Sunday, August 16, 2009

Fuzzy Scrollbars

After several weeks away from this blog, I would like to start up again with the exciting field of fuzzy logic. Most introductions to fuzzy logic talk about how everything is different, and overview the three major types: Gödel, product, and Lukasiewicz, but I'm going to take a different approach. I'm going to stick with product fuzzy logic for the remainder of this post.

Product Fuzzy Logic

It is important to discuss domains when regarding operations, and fuzzy logic is somewhat consistent in its use of the domain [0, 1], which includes 0, 1 and all the real numbers in between. Let's call this the Clamp datatype. There are obvious mappings to and from Clamp and Bool: 0 maps to False, 1 maps to True, and the in betweens can be handled on a case-by-case basis (possibly to throw and error or something).

The operations on the Clamp datatype would be both arithmetic and logic operations, which would include addition, subtraction, multiplication, division, conjunction (and), and disjuction (or). How would these be defined in product fuzzy logic? According to the product T-norm (the fancy name for how "and" is defined), the logic operations would be defined as

  • not(x) = 1 - x
  • and(x, y) = xy
  • or(x, y) = x + y - xy
  • implies(x, y) = 1 - x(1 - y)

One interesting thing about product fuzzy logic is that there are multiple ways of defining equiv, depending on what properties you are looking for. One possibility is that equiv(x, y) = and(implies(x, y), implies(y, x)), which would mean that it would have to be defined as equiv(x, y) = (1 - x - y + 3xy - yx2 - xy2 + x2y2). This is quite a mess, and the same effect (in terms of mapping to Bool) can be accomplished by the definition equiv(x, y) = (1 - x - y + 2xy).

Other considerations for operations on the Clamp datatype are that when performing arithmetic operations, the output of the normal operation must be minimized or maximized to fall within the range [0, 1]. This may have the unfortunate side effect of many run-time errors, or unexpected mathematical outputs.

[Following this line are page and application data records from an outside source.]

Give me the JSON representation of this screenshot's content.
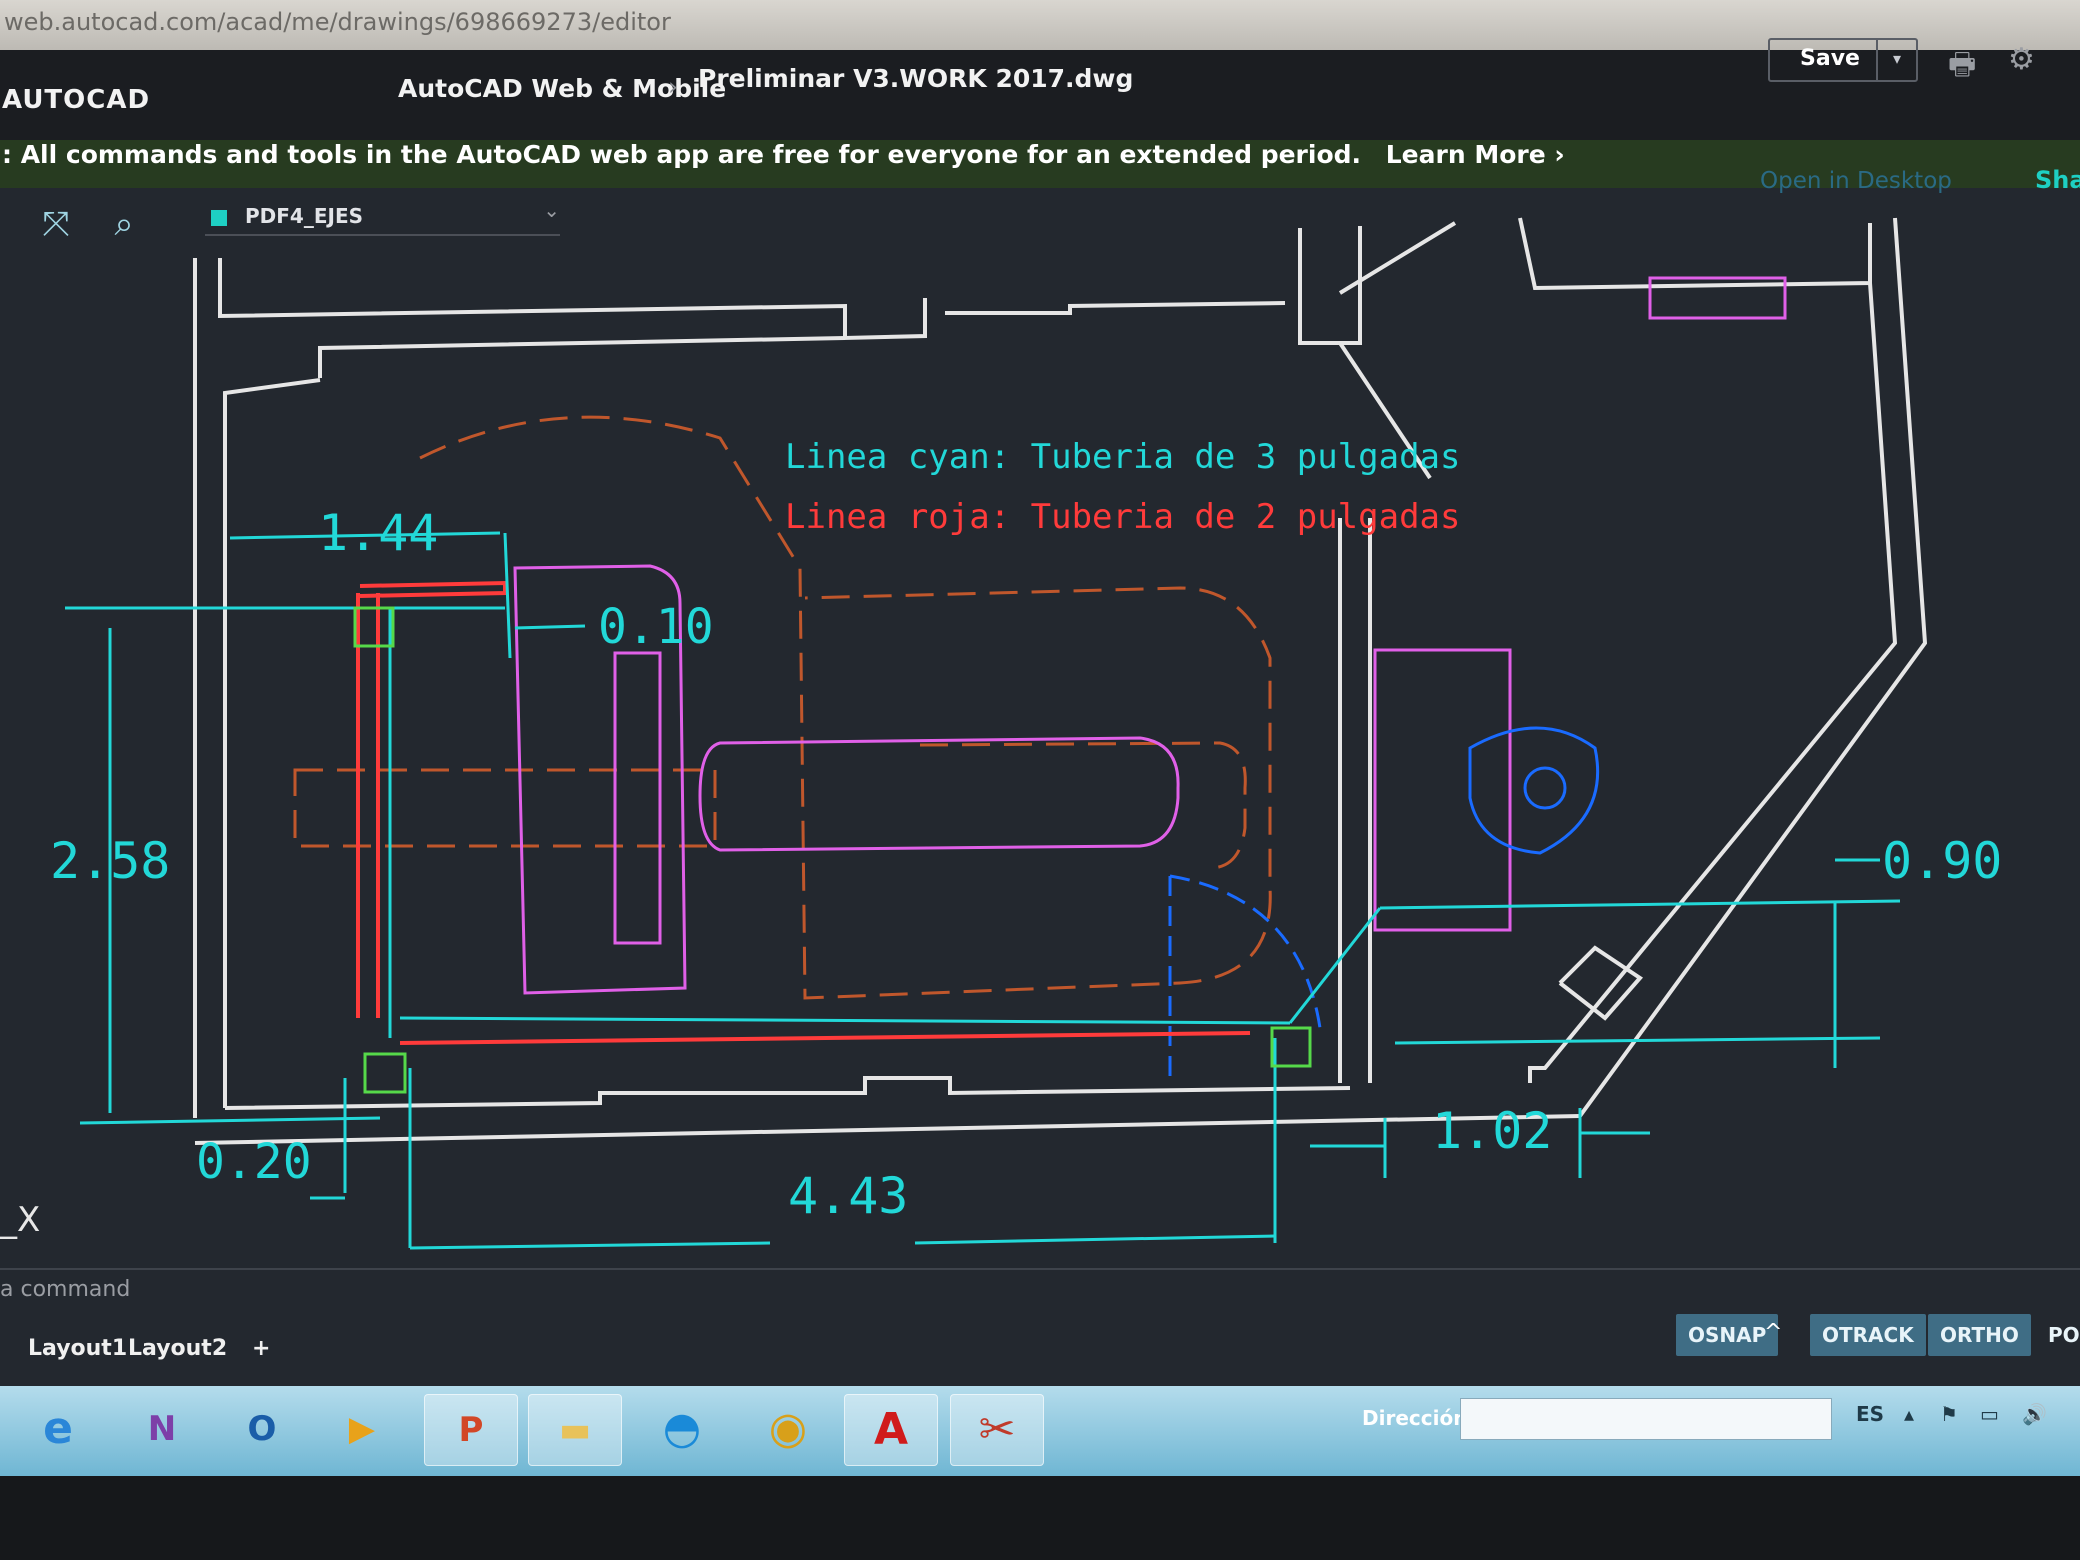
{
  "browser": {
    "url": "web.autocad.com/acad/me/drawings/698669273/editor"
  },
  "app": {
    "brand": "AUTOCAD",
    "breadcrumb": [
      "AutoCAD Web & Mobile",
      "Preliminar V3.WORK 2017.dwg"
    ],
    "breadcrumb_sep": "›",
    "save_label": "Save",
    "save_dropdown": "▾"
  },
  "banner": {
    "text": ": All commands and tools in the AutoCAD web app are free for everyone for an extended period.",
    "link": "Learn More ›"
  },
  "toolbar": {
    "layer_name": "PDF4_EJES",
    "layer_chevron": "⌄",
    "open_desktop": "Open in Desktop",
    "share": "Shar"
  },
  "drawing": {
    "notes": [
      "Linea cyan: Tuberia de 3 pulgadas",
      "Linea roja: Tuberia de 2 pulgadas"
    ],
    "dimensions": {
      "d144": "1.44",
      "d010": "0.10",
      "d258": "2.58",
      "d090": "0.90",
      "d102": "1.02",
      "d020": "0.20",
      "d443": "4.43"
    },
    "ucs_label": "_X",
    "colors": {
      "walls": "#e6e6e6",
      "cyan": "#22d8d8",
      "red": "#ff3b3b",
      "magenta": "#e060e8",
      "orange": "#c0572c",
      "blue": "#1a6bff",
      "green": "#56d94a"
    }
  },
  "command_line": {
    "placeholder": "a command"
  },
  "layouts": {
    "tabs": [
      "Layout1",
      "Layout2"
    ],
    "add": "+"
  },
  "status_toggles": [
    "OSNAP",
    "OTRACK",
    "ORTHO",
    "POL"
  ],
  "osnap_arrow": "^",
  "taskbar": {
    "address_label": "Dirección",
    "lang": "ES",
    "apps": [
      "internet-explorer",
      "onenote",
      "outlook",
      "media-player",
      "powerpoint",
      "file-explorer",
      "edge",
      "chrome",
      "autocad",
      "snipping-tool"
    ]
  }
}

If all conversions to and from the Clamp datatype are excplicit, then this is not a problem.


Just as the String is the basis for the text field widget, the Clamp datatype can be thought of as the basis for the scrollbar widget. Scrollbars are usually tied to a viewport, which can contain an image, a document, or a webpage. Usually the viewport has all the information that the scrollbar needs to do its job. It has height and width information of the entire image, and the height and width information of the part that is showing. Using this information, the only additional information that needs to be stored in the scrollbar is the percentage of how far down on the scrollbar you are, which is equivalent to what the Clamp datatype provides.


Why is it that such a fundamental datatype like Clamp is not found in more programming languages? Usually it is defined as equivalent to Float or Double, and intended to be used with values between 0.0 and 1.0, but no strict validation or bounds checking are done to ensure that this is so. One example where this kind of usage is found is in OpenGL, which we will talk about next.In OpenGL, one of the datatypes that is pervasive throughout the API is the GLclamp datatype. This is also a value between 0 and 1, and also where I got the name from. With this datatype, OpenGL defines some texture and image datatypes as structure with members of this type, for example a color in OpenGL is a structure with 3 GLclamps.

With so many applications, the Clamp datatype is a prime example of a design goal that I've been trying to find a name for. When abstractions are too low-level, then you may have few abstractions (like bit and byte), but using these abstractions is a nightmare (just look at assembly code). When abstractions are too high-level, then you may be able to use them easily (like drag-and-drop database form designers), but the number of abstractions makes a steep learning curve, and a high pressure on the discovery of abstractions other people have made (for example: some game libraries have 3 types of fog, and dozens of types of meshes, depending on whether you want to add skeletons or water ripples, etc.). The design goal I'm trying to acheive is a balance of these two extremes that balances low-level abstraction and high-level abstraction in such a way that there are few abstractions, and using them is easy. I think Clamp datatype meets both of these requirements.

From fuzzy logic to colors to scollbars, Clamp seems to form the basis of an unrecognized basis for computation that may be useful in the future.